Q 8. Have the theoretical calculations been validated by the ASTM test methods?
The theoretical calculations presented earlier have been validated in experimental observations using ASTM D6866 and are in agreement within +/- 2%.
Q 9. So where does biodegradability fit into this biobased equation?
BIOBASED & BIODEGRADABLE — Single use, short-life, disposable, controlled-life time products like packaging, disposable plastics, agricultural films, marine disposable must be engineered to be biodegradable/compostable, particularly if the disposal infrastructure is composting, anaerobic digestion, waste water treatment, soil, and similar biological infrastructures. In such a case, the product must meet ASTM D6400 Specification standard.
BIOBASED & DURABLE – products like soy polyurethanes for automotive and farm vehicles or Biofiber thermoplastic (like polypropylene) composites for industrial and automotive applications where biodegradability is not a required element for reasons of performance and durability and alternate methods of disposal needs to be designed.
However, one needs to perform LIFE CYCLE ASSESSMENT (LCA) to document positive environmental attributes
- ASTM D7075 “Standard practice for evaluating and reporting environmental
performance of biobased products”. — LCA TOOLS
- To incorporate life cycle costing analysis
References (the above Q & A is excerpted from the following publications)
- Ramani Narayan, Biobased & Biodegradable Polymer Materials: Rationale, Drivers, and Technology Exemplars; ACS (an American Chemical Society publication) Symposium Ser. 939, Chapter 18, pg 282, 2006; Polymer Preprints (American Chemical Society, Division of Polymer Chemistry) (2005), 46(1), 319-320
- Ramani Narayan, Rationale, Drivers, Standards, and Technology for Biobased Materials; Ch 1 in Renewable Resources and Renewable Energy, Ed Mauro Graziani & Paolo Fornasiero; CRC Press, 2006
- R Narayan, Proceedings “Plastics From Renewable Resources” GPEC 2005 Global Plastics Environmental Conference – Creating Sustainability for the Environment, February 23-25, 2005
- Proceedings, 1st European BioPlastics Conference Brussels, Belgium Nov. 6 2006
- Presented at SPE National Plastics Exposition (NPE 2006), Bioplastics 101 workshop.
- “Plastics from Renewable Resources an E-live presentation to Society of Plastics Engineers (SPE) 2006
About the Author
|Dr. Ramani Narayan
Professor of Chemical and Biochemical Engineering
Michigan State University

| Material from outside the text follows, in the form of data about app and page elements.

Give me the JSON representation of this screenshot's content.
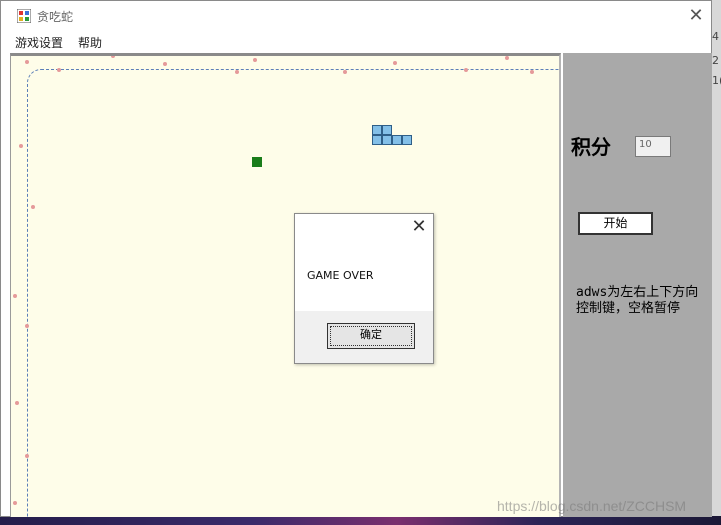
{
  "window": {
    "title": "贪吃蛇",
    "close_glyph": "✕"
  },
  "menu": {
    "items": [
      {
        "label": "游戏设置"
      },
      {
        "label": "帮助"
      }
    ]
  },
  "board": {
    "background": "#fefde9",
    "food_color": "#1a7d1a",
    "snake_color": "#84c0e8"
  },
  "panel": {
    "background": "#a9a9a9",
    "score_label": "积分",
    "score_value": "10",
    "start_button": "开始",
    "hint": "adws为左右上下方向控制键，空格暂停"
  },
  "dialog": {
    "close_glyph": "✕",
    "message": "GAME OVER",
    "ok_button": "确定"
  },
  "desktop": {
    "edge_texts": [
      "4",
      "2",
      "1("
    ]
  },
  "watermark": "https://blog.csdn.net/ZCCHSM"
}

The views, opinions and technical analyses presented here are those of the author, and are not necessarily those of UL, ULProspector.com or Knowledge.ULProspector.com. While the editors of this site make every effort to verify the accuracy of its content, we assume no responsibility for errors made by the author, editorial staff or any other contributor. All content is subject to copyright and may not be reproduced without prior authorization from Prospector.